Government must prevent ‘summer of discontent’ across community sector
The Government should immediately engage with trade unions representing workers in the care and community sector following the announcement of industrial action across the sector, beginning next month, according to Labour spokesperson on health and disability, Duncan Smith.
“At the weekend SIPTU members in the Irish Wheelchair Association (IWA) announced that they would conduct a countrywide work stoppage on Tuesday 5th July as part of a campaign to secure a pay rise for the first time in 14 years. These workers have now been joined in taking action by those employed in community organisations across county Waterford and county Galway. Even more workers in other locations across the country are expected to announce they will be striking in the coming days.
“These workers provide some of our most vital community and care services including care for persons with a disability, the elderly, vulnerable families, meals on wheels and youth services. They provide services as diverse as drug rehabilitation, working with women who have experienced domestic abuse, to supporting local sports clubs.

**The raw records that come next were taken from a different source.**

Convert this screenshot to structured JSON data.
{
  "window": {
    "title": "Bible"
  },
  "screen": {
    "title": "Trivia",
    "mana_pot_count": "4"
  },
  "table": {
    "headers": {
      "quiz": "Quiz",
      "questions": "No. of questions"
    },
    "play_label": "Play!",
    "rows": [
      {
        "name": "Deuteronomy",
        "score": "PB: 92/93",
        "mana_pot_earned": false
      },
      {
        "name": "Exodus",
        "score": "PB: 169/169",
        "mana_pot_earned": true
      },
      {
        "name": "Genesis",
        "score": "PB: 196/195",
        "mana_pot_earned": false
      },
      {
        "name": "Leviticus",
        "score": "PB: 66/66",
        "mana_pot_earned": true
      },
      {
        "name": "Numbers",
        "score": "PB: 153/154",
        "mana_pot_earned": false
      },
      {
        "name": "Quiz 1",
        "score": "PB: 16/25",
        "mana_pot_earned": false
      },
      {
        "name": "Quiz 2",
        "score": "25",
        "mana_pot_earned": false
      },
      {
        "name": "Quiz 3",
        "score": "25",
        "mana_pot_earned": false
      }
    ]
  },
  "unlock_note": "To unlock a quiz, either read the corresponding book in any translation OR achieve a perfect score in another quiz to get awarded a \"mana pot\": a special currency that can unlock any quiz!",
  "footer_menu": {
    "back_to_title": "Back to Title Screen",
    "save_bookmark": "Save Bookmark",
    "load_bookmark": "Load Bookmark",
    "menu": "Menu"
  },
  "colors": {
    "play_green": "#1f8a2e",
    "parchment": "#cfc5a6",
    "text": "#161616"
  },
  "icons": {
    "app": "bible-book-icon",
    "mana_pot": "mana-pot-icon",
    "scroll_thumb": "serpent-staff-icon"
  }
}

“Unfortunately, following these announcements the Government is still refusing to meet with the unions that represent these workers to seek a resolution to this dispute which could cause untold misery to the clients of these organisations, who I am told overwhelmingly support the workers in their stand. Even this Government can surely accept that no pay rise for workers, in many cases for more than 14 years, is just not acceptable.
“Up until 2008 union members employed in the care and community sector, including those in Section 39 organisations received pay increases in line with national wage agreements under Social Partnership. Public sector workers’ pay continues to be determined through public sector pay agreements negotiated between unions and Government. In the private sector unionised workers’ pay is determined through enterprise-level negotiated collective bargaining arrangements. Reliant on stagnant government funding, employees in the care and community sector have not had any pay increase since 2008.
“The Government has consistently refused to accept any responsibility for pay and conditions of employment in these organisations, claiming that the state is not the employer. This has resulted in these workers having the worst of both worlds, many were treated as public servants when the Government reduced their pay in the aftermath of the 2008 economic crisis, but when it comes to pay increases the Government pulls down the corporate veil and refuses to take any responsibility for pay and conditions.
“Government action can easily resolve this dispute. It must move to establish a long promised collective bargaining forum for this sector which will allow these workers to negotiate fair pay and conditions rather than being forced to take to the picket line. I am calling on Minister Heather Humphreys to do the right thing and engage with these workers unions immediately, otherwise as with the UK we may be facing into a summer of discontent provoked by a government who is doing nothing serious to sole the cost of living crisis while also refusing to engage with workers unions on fair pay rises.”